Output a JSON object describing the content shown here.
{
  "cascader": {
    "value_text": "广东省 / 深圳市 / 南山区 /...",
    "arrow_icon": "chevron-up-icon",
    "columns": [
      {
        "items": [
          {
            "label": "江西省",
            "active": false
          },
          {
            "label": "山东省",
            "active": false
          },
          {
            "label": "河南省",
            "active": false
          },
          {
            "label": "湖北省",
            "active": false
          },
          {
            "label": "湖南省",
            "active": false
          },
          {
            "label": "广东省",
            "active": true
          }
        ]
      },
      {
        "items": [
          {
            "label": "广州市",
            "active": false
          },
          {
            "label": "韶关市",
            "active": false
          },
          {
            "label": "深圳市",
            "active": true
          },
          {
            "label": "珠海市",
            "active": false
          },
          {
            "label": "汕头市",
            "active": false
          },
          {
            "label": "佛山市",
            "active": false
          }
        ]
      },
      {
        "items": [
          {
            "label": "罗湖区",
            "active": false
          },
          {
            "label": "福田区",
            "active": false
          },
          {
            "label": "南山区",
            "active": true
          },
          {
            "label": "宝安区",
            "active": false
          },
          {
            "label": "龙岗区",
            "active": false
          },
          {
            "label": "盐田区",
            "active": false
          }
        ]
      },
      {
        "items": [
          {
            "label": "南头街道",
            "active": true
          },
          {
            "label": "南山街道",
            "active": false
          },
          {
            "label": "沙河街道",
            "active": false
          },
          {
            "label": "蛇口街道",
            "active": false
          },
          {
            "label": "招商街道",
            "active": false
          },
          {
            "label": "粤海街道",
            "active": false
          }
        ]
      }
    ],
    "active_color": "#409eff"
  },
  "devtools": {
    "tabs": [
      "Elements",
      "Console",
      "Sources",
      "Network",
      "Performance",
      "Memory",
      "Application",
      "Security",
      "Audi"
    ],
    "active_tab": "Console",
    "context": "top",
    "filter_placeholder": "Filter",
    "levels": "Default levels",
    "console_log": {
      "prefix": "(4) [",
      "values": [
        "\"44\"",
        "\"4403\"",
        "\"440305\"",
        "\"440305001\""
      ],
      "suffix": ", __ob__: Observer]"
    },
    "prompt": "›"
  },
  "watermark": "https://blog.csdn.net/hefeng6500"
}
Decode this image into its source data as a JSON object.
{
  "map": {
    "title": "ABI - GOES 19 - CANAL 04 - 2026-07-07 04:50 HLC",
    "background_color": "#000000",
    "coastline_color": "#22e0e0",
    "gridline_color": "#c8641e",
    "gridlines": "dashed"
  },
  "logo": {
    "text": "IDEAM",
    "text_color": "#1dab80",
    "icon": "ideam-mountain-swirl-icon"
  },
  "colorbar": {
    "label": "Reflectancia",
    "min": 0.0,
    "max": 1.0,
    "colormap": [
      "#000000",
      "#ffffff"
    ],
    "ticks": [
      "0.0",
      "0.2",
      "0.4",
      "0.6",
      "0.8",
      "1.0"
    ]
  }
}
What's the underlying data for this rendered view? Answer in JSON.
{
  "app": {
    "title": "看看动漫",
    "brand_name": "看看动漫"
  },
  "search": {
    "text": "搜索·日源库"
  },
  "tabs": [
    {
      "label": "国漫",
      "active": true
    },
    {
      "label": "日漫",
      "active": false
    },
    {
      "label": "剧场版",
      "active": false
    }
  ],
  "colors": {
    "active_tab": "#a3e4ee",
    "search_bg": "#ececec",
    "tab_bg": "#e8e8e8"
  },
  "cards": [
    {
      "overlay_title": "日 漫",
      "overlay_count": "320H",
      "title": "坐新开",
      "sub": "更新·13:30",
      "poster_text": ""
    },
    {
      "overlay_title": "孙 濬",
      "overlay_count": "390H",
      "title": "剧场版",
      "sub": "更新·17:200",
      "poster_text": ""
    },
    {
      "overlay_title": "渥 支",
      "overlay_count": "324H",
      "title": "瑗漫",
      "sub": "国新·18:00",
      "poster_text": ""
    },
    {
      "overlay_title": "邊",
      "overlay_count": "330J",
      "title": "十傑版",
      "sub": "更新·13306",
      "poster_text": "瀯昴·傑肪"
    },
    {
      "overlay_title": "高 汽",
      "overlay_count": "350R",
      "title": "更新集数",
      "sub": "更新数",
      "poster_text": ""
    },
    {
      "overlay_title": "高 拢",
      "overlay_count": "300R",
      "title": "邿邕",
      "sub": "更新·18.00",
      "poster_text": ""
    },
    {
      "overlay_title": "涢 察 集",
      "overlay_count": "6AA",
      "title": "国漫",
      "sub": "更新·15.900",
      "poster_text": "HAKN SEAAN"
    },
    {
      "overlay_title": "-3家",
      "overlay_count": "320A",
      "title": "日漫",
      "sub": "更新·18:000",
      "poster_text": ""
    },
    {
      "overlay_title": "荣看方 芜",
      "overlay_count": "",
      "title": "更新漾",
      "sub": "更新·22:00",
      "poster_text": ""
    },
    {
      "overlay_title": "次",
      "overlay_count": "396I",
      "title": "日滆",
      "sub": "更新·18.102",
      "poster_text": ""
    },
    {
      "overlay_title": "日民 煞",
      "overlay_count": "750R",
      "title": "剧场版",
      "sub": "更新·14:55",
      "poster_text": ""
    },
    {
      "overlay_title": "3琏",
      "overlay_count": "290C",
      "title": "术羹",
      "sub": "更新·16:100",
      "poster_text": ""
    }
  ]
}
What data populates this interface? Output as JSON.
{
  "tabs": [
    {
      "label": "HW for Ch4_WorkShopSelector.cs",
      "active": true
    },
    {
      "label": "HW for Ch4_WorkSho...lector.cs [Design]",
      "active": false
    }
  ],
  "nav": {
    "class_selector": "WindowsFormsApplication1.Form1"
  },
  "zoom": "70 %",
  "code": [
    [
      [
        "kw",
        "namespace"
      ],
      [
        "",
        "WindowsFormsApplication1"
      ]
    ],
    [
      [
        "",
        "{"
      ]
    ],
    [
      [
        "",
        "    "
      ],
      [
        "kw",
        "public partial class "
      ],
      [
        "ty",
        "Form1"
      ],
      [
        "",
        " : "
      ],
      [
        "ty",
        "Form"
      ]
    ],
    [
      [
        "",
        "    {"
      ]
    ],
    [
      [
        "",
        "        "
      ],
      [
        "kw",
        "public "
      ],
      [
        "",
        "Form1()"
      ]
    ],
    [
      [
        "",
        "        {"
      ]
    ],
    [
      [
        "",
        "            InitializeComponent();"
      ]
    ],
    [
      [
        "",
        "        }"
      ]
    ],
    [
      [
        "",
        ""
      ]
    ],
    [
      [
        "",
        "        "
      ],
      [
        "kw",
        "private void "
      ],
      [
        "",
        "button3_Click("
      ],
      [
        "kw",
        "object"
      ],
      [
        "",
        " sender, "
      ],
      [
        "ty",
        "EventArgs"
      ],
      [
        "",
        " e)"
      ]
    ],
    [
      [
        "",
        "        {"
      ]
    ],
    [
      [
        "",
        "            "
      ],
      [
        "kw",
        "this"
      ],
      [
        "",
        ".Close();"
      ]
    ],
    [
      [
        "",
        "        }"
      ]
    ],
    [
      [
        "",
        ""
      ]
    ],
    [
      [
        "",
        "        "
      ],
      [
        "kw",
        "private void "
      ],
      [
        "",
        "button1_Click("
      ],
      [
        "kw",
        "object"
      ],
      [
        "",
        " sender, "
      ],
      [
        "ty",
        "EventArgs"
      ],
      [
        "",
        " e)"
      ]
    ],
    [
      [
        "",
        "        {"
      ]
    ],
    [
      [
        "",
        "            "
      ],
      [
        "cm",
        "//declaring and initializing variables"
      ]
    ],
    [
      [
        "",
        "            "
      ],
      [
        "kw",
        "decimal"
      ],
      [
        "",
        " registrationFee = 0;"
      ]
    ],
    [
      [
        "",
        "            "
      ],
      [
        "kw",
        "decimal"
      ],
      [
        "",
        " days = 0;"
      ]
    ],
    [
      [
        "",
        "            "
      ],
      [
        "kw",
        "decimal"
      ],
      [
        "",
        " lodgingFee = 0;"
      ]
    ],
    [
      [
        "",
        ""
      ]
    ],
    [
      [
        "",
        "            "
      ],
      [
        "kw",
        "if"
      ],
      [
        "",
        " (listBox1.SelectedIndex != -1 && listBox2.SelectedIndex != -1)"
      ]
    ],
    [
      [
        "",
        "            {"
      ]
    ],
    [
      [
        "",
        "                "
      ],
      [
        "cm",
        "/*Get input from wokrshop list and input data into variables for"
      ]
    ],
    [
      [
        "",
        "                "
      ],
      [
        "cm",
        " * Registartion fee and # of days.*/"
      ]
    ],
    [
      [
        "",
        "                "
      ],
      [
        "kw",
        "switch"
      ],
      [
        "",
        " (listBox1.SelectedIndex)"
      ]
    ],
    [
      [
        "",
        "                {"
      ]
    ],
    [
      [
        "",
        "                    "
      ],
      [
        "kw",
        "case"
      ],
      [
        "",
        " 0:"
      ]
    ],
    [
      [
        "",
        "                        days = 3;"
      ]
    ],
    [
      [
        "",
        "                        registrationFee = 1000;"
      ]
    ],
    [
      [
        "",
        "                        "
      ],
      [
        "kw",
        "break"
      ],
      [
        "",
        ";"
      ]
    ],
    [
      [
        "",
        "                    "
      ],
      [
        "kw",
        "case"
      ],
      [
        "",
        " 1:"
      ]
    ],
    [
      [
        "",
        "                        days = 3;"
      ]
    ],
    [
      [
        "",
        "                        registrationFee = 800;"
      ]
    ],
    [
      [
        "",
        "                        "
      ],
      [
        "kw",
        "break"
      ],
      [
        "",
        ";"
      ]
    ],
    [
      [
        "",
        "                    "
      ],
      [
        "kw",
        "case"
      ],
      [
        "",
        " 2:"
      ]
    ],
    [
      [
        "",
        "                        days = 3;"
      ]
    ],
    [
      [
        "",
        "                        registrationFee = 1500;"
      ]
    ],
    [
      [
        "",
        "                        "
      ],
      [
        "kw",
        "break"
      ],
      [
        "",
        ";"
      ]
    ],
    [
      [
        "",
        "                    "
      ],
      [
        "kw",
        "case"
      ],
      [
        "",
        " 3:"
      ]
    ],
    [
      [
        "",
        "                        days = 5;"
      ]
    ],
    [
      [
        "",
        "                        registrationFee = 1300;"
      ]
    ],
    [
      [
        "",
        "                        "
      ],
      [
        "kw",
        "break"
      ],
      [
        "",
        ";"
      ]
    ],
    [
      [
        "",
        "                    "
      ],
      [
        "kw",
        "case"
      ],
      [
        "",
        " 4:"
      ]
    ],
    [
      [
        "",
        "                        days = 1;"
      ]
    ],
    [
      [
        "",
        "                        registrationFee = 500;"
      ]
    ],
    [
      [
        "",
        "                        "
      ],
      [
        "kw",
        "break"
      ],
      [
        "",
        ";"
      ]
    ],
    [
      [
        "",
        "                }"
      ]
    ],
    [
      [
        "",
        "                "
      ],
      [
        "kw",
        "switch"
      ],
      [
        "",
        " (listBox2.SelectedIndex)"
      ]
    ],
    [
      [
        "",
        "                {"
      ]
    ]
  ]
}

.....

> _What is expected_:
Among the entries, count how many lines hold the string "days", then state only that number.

> _Exercise answer_:
7